Thompson’s message about the multiplicity of knowledge systems does not reaffirm the primacy of modern science, and that in itself is refreshing. (Her final chapter begins: “should we be surprised that the latest science brings us closer to the oral history of the Polynesians?”) Just as the overarching question of Polynesian origins marries the “romance of a great human adventure with a cool, cerebral awareness,” the book also reaches toward the merging of different ways of thinking; here Thompson offers not a binary (science vs myth) but a proliferation of knowledge frameworks: linguistics, oral history, computer science, anthropology, navigation, archaeology, etc. Thompson affirms a stance of intellectual appreciation, humility, and wonder. Each system has something to teach.
One of the best anecdotes in the book is, fittingly, one of learning. Mau, the Micronesian sage of navigation, who by means of the sea and sky alone guided the Hokule’a from Hawaii to Tahiti in 1976, is convinced to return, four years later, to mentor an aspiring Hawaiian navigator. The young Nainoa had not grown up with the ancient traditions, but he wanted to learn: “he was weaving together the strands of two very different traditions, combining everything he had learned from school and books and the planetarium with everything he had learned from Mau about looking at the horizon, feeling the wind and waves.”
In the end, Nainoa was successful: “the first from Hawai’i in hundreds of years” to pilot thousands of miles of ocean without modern technology. “Only once during the voyage did Mau step in,” Thompson points out. Hours from their destination, Nainoa thought a bird was flying away from an unseen island; Mau, channeling decades of native navigational experience, reminded Nainoa to look at the food in the bird’s beak. The bird was flying toward the island. Thompson, like Mau, offers not only a body of knowledge, but a methodological lesson: Different systems of knowledge, be they evolutionary biology or Polynesian mythology, offer value in how they focus our attention on what we’re viewing—not just the bird itself, but also what it’s carrying. “Vision,” Thompson quotes Nainoa as saying, “Is not so much about just looking, but knowing what to look for.”

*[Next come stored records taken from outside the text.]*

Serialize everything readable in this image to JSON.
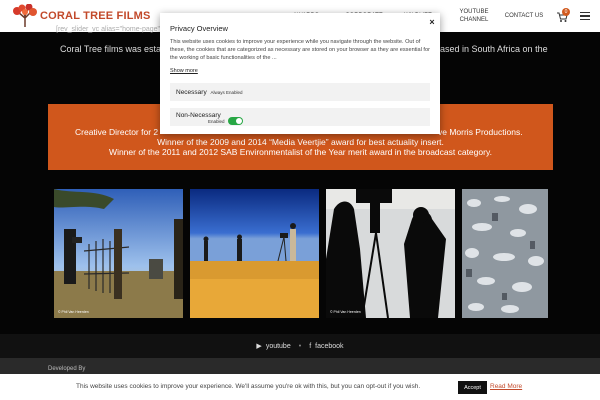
{
  "header": {
    "logo_text": "CORAL TREE FILMS",
    "nav": [
      {
        "label": "AWARDS"
      },
      {
        "label": "CORPORATE"
      },
      {
        "label": "WILDLIFE"
      },
      {
        "label": "YOUTUBE CHANNEL"
      },
      {
        "label": "CONTACT US"
      }
    ],
    "cart_count": "0"
  },
  "intro": {
    "shortcode": "[rev_slider_vc alias=\"home-page\"]",
    "text_left": "Coral Tree films was estab",
    "text_right": "ased in South Africa on the"
  },
  "banner": {
    "line1_left": "Creative Director for 2",
    "line1_right": "ve Morris Productions.",
    "line2": "Winner of the 2009 and 2014 “Media Veertjie” award for best actuality insert.",
    "line3": "Winner of the 2011 and 2012 SAB Environmentalist of the Year merit award in the broadcast category."
  },
  "gallery": {
    "credits": [
      "© Phil Van Heerden",
      "© Phil Van Heerden"
    ]
  },
  "social": {
    "youtube": "youtube",
    "facebook": "facebook"
  },
  "footer": {
    "developed_by": "Developed By"
  },
  "cookie_bar": {
    "text": "This website uses cookies to improve your experience. We'll assume you're ok with this, but you can opt-out if you wish.",
    "accept": "Accept",
    "read_more": "Read More"
  },
  "privacy_modal": {
    "title": "Privacy Overview",
    "close": "×",
    "body": "This website uses cookies to improve your experience while you navigate through the website. Out of these, the cookies that are categorized as necessary are stored on your browser as they are essential for the working of basic functionalities of the ...",
    "show_more": "Show more",
    "necessary_label": "Necessary",
    "necessary_status": "Always Enabled",
    "non_necessary_label": "Non-Necessary",
    "non_necessary_toggle": "Enabled"
  },
  "colors": {
    "brand": "#c2492a",
    "banner": "#d0571c",
    "toggle_on": "#28a745"
  }
}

Max is a PhD student in English and American literature at BU. Previously, he worked at the NGO GiveDirectly, an organization that sends cash transfers, no strings attached, directly to extremely poor families. In 2014, he studied and wrote poetry in Wellington, NZ on a Fulbright scholarship.